• Data for the task:
^^^^^^^^^^^^^^^^

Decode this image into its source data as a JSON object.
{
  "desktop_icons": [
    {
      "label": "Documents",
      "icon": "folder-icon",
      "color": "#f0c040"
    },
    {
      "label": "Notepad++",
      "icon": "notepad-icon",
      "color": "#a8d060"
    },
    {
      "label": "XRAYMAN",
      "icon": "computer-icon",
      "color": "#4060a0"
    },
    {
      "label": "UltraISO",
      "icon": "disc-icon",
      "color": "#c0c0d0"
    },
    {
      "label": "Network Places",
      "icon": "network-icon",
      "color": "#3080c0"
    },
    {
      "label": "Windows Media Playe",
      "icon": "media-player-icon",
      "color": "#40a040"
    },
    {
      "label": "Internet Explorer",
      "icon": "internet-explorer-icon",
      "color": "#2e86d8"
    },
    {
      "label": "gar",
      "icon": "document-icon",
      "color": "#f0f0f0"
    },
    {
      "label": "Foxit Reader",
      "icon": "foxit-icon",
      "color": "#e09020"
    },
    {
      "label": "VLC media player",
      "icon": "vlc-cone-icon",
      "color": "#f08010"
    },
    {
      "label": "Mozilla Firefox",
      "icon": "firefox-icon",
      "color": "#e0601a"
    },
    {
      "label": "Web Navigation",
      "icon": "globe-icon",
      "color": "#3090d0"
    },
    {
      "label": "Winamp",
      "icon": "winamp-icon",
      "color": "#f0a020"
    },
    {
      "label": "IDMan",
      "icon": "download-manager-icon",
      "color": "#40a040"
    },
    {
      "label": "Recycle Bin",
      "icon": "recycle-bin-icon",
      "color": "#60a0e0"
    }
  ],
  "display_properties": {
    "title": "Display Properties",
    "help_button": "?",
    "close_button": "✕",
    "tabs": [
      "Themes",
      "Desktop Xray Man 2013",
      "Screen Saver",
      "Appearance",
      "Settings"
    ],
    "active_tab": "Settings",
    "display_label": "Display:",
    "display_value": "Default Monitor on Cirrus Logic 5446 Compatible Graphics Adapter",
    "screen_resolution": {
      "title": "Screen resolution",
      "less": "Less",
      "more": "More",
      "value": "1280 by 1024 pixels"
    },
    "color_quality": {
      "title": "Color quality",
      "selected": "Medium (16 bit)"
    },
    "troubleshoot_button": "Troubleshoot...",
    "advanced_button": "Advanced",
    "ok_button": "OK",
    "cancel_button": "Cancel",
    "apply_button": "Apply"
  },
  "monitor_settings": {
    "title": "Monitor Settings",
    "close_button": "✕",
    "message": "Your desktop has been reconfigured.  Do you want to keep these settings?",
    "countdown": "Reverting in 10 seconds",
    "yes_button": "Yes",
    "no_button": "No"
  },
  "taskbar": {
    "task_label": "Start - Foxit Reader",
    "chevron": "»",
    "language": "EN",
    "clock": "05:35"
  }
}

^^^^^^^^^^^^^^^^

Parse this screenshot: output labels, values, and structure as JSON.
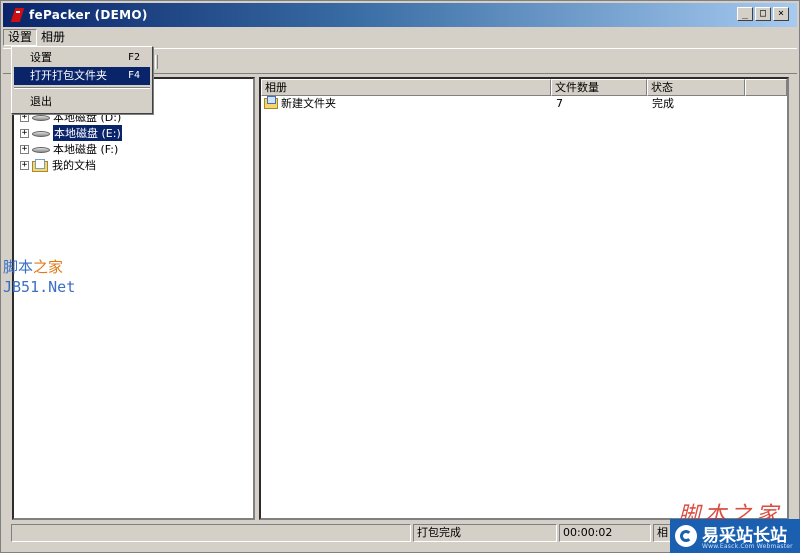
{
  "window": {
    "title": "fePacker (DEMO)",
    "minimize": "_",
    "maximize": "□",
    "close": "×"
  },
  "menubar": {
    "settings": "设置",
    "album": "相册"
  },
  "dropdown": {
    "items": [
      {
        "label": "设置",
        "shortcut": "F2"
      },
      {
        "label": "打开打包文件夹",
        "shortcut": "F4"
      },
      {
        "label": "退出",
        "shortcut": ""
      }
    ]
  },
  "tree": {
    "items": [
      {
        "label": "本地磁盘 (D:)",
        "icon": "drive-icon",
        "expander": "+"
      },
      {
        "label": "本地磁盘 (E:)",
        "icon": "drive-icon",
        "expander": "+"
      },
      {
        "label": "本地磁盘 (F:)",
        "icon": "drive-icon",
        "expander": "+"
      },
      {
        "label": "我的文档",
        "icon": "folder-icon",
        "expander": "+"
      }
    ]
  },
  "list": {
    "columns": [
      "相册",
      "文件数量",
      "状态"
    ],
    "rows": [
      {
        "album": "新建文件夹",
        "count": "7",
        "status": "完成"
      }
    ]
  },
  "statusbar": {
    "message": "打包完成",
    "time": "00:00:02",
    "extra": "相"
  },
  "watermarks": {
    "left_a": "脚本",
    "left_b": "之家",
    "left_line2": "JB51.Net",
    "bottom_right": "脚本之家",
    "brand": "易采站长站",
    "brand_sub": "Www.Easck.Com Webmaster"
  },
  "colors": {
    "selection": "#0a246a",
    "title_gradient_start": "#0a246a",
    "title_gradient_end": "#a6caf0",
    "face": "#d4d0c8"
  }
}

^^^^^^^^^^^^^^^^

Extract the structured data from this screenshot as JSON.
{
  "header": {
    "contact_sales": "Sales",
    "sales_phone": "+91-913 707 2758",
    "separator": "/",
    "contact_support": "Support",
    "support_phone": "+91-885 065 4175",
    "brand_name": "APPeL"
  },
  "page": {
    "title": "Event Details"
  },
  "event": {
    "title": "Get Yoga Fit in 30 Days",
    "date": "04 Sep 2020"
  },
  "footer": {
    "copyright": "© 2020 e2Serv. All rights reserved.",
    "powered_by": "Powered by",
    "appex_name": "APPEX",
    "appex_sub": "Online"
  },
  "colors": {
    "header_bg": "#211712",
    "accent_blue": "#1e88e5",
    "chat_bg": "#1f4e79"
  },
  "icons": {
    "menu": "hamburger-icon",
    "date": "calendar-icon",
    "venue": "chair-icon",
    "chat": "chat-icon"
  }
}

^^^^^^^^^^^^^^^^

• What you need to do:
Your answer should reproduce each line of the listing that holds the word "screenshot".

• Exercise solution:
Parse this screenshot: output labels, values, and structure as JSON.
Extract the structured data from this screenshot as JSON.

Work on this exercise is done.